While intellect and reason may concur in giving to Browning and Dante a prominent place in the long line of the world's great poets, the heart pleads for the Quaker Bard, of our own time and land. Word-pictures may awe and thrill us, rhetoric and grace of diction may charm the ear; but the keynote of harmony, running through Whittier's rhymes, has its chord in the human affections.
Log in to read this article

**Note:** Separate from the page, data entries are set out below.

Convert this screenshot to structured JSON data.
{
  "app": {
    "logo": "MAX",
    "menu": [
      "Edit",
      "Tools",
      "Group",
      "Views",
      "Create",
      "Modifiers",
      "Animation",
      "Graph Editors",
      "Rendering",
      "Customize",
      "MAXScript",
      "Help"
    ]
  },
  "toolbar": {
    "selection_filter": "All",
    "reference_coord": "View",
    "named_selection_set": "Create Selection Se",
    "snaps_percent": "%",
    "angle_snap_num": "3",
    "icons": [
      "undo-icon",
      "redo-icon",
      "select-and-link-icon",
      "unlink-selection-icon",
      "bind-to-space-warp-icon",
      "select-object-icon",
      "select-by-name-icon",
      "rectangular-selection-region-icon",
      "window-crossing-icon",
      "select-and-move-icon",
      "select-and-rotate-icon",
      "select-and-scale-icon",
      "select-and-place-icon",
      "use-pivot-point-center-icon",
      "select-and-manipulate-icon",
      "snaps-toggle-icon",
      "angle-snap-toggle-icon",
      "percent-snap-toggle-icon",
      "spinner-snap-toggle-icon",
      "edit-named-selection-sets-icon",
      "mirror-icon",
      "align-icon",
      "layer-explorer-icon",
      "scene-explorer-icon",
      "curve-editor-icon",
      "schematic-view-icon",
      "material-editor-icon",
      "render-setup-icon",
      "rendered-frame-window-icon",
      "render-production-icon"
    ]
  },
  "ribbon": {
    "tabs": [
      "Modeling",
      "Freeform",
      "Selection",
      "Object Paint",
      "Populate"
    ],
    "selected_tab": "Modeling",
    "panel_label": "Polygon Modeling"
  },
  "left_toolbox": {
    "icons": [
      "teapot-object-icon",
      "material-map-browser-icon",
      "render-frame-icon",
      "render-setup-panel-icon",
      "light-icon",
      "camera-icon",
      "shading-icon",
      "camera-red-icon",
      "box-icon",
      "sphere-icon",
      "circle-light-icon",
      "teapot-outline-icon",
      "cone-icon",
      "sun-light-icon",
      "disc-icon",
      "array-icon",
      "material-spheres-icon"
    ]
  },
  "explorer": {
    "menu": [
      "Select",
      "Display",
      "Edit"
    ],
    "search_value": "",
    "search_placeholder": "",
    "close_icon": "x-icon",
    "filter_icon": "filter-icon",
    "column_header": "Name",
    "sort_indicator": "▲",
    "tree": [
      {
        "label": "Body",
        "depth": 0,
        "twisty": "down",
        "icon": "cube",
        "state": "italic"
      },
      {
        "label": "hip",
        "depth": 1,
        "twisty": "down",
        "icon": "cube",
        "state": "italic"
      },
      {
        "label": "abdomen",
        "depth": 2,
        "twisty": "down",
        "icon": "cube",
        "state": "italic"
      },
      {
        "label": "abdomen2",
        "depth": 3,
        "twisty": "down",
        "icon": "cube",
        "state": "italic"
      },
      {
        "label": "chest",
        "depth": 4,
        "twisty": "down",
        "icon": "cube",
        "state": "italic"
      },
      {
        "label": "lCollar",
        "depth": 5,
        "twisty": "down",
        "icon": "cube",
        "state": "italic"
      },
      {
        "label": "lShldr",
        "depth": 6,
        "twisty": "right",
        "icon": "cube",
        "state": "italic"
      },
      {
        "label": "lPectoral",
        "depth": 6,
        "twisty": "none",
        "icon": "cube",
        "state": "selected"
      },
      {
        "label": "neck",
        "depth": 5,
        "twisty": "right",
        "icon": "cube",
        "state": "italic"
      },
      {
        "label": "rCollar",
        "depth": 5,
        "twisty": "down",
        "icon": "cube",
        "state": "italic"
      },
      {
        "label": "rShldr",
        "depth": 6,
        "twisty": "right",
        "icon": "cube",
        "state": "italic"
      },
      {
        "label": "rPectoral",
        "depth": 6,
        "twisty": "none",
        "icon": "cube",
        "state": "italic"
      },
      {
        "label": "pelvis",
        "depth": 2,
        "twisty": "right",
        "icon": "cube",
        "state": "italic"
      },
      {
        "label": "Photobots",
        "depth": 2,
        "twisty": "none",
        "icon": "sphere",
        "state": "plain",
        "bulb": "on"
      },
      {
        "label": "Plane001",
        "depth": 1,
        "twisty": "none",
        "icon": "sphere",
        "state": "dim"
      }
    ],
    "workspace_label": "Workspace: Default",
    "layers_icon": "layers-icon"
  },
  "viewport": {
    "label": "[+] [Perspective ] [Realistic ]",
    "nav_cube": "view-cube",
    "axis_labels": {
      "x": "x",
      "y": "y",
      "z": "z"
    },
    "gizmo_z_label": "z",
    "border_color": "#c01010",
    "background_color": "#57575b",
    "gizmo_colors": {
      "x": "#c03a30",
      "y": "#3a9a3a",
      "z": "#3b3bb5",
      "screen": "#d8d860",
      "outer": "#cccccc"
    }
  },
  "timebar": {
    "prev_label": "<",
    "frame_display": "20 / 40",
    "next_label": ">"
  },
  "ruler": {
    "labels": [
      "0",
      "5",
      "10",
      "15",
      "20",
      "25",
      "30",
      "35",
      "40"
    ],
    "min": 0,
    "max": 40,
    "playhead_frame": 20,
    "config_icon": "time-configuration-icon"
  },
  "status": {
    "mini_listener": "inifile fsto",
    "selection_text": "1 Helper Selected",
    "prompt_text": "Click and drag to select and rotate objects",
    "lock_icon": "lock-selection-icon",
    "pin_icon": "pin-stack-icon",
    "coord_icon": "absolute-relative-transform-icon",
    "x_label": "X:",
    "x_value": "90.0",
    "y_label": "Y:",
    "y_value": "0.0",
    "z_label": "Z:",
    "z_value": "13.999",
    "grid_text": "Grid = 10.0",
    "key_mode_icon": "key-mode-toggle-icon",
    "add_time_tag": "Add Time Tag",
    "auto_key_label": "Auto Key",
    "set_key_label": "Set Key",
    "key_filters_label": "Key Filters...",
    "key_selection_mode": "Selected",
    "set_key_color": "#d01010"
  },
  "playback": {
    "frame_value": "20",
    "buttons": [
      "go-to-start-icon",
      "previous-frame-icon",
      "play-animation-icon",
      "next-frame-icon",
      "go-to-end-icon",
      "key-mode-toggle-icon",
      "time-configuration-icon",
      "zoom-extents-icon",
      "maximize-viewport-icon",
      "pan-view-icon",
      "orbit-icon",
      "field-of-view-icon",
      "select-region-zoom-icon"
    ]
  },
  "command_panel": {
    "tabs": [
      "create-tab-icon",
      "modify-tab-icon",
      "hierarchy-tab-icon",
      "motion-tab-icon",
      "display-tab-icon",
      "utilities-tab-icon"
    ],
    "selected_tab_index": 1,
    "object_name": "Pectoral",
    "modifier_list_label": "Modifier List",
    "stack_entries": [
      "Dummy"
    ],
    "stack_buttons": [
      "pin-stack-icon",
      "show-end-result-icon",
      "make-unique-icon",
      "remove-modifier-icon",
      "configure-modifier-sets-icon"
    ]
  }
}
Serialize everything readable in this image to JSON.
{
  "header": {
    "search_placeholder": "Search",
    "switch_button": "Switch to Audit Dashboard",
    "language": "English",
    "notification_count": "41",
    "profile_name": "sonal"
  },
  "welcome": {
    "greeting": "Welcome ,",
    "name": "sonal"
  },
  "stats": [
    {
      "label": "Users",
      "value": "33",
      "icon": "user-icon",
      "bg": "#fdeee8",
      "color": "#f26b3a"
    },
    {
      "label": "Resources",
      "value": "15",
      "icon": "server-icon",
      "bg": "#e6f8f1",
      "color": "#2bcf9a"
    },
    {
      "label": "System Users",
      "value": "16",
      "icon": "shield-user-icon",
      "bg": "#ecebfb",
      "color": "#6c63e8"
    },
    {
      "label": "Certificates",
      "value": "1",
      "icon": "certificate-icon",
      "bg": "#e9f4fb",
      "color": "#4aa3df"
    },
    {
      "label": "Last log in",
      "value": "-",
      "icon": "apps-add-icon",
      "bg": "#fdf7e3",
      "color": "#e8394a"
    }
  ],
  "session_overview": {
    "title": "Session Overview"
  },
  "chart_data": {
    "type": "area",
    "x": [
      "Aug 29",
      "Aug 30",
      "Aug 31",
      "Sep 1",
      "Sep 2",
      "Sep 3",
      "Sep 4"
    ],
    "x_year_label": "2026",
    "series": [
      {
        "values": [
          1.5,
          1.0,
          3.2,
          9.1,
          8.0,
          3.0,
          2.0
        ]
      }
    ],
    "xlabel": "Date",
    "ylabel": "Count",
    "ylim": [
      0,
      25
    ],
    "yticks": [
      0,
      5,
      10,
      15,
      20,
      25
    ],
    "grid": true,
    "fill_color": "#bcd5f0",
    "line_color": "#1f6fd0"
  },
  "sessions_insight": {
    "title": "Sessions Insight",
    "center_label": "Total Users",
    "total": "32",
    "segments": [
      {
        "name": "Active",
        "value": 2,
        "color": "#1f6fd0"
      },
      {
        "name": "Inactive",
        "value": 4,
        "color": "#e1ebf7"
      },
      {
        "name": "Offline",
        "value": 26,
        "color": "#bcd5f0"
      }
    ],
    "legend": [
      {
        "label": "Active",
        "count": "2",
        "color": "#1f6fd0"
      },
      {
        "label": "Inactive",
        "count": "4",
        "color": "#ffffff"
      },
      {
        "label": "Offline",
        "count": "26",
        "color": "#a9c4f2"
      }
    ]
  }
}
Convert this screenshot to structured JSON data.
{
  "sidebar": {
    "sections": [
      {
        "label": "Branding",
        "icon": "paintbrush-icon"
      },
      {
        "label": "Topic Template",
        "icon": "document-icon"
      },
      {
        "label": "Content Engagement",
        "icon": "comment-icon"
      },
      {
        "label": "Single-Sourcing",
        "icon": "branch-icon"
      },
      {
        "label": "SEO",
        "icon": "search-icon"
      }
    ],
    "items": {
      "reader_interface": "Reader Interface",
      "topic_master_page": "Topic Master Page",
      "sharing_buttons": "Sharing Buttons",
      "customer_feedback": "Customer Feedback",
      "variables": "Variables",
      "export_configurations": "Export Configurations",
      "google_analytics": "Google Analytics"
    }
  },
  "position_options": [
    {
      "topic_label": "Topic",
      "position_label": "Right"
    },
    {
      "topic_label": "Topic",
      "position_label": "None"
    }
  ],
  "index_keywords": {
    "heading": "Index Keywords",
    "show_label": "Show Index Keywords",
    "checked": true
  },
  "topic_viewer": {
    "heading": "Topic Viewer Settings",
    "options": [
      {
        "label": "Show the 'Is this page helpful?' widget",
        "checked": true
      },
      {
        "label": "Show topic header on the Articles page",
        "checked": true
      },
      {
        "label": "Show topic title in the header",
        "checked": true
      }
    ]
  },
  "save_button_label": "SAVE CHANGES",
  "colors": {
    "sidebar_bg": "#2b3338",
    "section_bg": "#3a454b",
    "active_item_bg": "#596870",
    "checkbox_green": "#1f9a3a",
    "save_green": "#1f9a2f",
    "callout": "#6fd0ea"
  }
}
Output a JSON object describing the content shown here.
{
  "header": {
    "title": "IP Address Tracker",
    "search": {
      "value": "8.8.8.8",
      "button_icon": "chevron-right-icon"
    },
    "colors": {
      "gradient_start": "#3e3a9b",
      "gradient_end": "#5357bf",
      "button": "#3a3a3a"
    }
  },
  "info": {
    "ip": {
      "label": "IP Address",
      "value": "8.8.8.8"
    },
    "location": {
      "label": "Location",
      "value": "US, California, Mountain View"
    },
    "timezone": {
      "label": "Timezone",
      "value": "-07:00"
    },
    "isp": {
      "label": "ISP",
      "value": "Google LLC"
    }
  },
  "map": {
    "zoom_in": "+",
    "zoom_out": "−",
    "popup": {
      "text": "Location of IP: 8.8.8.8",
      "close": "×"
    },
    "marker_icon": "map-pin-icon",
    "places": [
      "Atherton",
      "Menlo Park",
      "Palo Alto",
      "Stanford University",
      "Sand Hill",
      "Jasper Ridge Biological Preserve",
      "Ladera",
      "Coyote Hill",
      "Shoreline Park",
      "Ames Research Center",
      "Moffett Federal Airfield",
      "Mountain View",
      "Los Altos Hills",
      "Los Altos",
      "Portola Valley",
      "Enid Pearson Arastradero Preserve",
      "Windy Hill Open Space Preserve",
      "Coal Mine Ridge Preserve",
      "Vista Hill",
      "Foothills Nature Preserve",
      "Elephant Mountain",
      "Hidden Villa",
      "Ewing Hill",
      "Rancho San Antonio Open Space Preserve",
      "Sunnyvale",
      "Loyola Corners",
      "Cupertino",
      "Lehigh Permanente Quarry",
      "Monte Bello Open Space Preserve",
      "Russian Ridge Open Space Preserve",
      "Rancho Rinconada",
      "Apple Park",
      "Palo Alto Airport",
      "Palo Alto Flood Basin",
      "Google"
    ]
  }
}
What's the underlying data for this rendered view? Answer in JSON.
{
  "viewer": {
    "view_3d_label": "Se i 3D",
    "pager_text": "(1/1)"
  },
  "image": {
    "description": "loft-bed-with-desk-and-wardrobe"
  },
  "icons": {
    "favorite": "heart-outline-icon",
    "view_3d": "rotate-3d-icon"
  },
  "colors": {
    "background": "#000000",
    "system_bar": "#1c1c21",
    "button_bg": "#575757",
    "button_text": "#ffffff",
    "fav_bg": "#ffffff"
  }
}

Not a subscriber to JSH-Online? Subscribe today and receive online access to The Christian Science Journal, Sentinel, and Herald including digital editions of the print periodicals, Web original articles, blogs, and podcasts, over 30,000 minutes of Sentinel Radio and audio chats, searchable archive going back to 1883! Learn More.